Three bodies have been recovered from the wreckage of Kobe Bryant’s helicopter, but police will not say who they belong to.
Bryant, 41, and his daughter Gianna, 13, died when their helicopter crashed into the side of a hill in Calabasasa, California, on Sunday morning.
There were another seven people on board who also died; two of Gianna’s basketball teammates, their parents, a coach and the pilot.
Where the helicopter crashed is on a patch of ‘rough’ terrain which emergency teams had trouble accessing throughout the afternoon on Sunday.
They had to suspend their efforts on Sunday night and started again on Monday morning once it was light. It is unclear what kind of condition the bodies are in.
Emergency teams at the debris-strewn crash site on Monday. Three bodies have been recovered but another six have not
Investigators continue to work at the scene of the crash on Monday. They are having trouble reaching the victims’ bodies
Debris scattered for 100 yards in each direction of the crash upon impact. It is unknown what kind of condition the bodies are in
About 20 investigators were on the scene on Monday. They were seen working along the rugged hillside outside Los Angeles where the helicopter carrying Bryant, his daughter, Gianna, 13, and six other passengers crashed
Upon impact, the helicopter caught fire. Sheriff Alex Villlanueva said on Sunday: ‘It’s a logistical nightmare in a sense, because the crash site itself is not easily accessible.
‘They cannot access the crash site, it is a very rough terrain, dangerous even in daylight. We just want people to stay away.’
He said the terrain was ‘rough’ and that there was debris for 100 yards in every direction of the crash.
What caused it remains unconfirmed. The NTSB will continue its investigation into the crash.
Bryant and his 13-year-old daughter Gianna died in the crash on Sunday along with seven others
Audio of the pilot’s interactions with air traffic controllers show he intended on following the 101 highway towards Thousand Oaks – where the basketball academy was – when he veered off path and ended up crashing into the hill.
It is possible he had become disoriented because of the poor visibility and thick fog and clouds.
The pilot had been qualified to fly in foggy conditions and he was even given special clearance to fly on Sunday.
The recovery effort is ongoing.

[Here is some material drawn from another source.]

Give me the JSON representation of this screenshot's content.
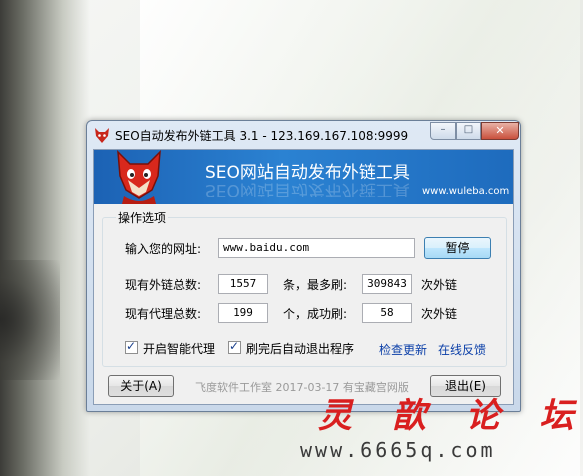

Bryant’s former pilot has claimed that the Sikorsky S-76B that was carrying the NBA legend and eight others when it crashed into a hillside Sunday morning is such a ‘reliable’ aircraft that it wouldn’t just fall out of the sky.
Kurt Deetz, who used to fly the basketball superstar around in 2015, described the helicopter as being like a ‘limousine’ that was in ‘fantastic’ condition and subject to a ‘very good maintenance program’.
Deetz believes the helicopter (control system pictured) more than likely crashed due to bad weather rather than engine or mechanical issues
Pilots who spoke with TMZ, said they believe Zobayan panicked and ascended to 2,000 feet in order to clear a mountain range. This image shows another angle of the helicopter’s interior
Deetz said the helicopter is a ‘very complex’ aircraft that’s meant to be flown by experienced pilots. He said that pilots need at least a couple thousand hours flying in a twin engine to be ready to fly the helicopter.
‘There aren’t a lot of people readily qualified to fly it,’ he said. While speaking about the reliability of the helicopter, Deetz told CNN: ‘They just don’t fall out of the sky.’
He also said the model is considered nearly ‘bulletproof’.
Ara Zobayan, 50, was flying the aircraft when it reportedly plummeted nearly 500 feet in 15 seconds before crashing and killing Bryant, 41, his daughter, Gianna, 13, John Altobelli, 56, his wife, Keri, and their daughter Alyssa. The crash also killed Payton Chester and her mom, Sarah, as well as Christina Mauser.
Zobayan, who also died in the crash, was an experienced pilot.
He was a licensed commercial helicopter pilot of 12 years, certified flight instructor of two years and a ground instructor of 11 years, according to federal aviation records.
Bryant’s helicopter pilot was given clearance to fly under foggy conditions considered dangerous enough that local police agencies grounded their choppers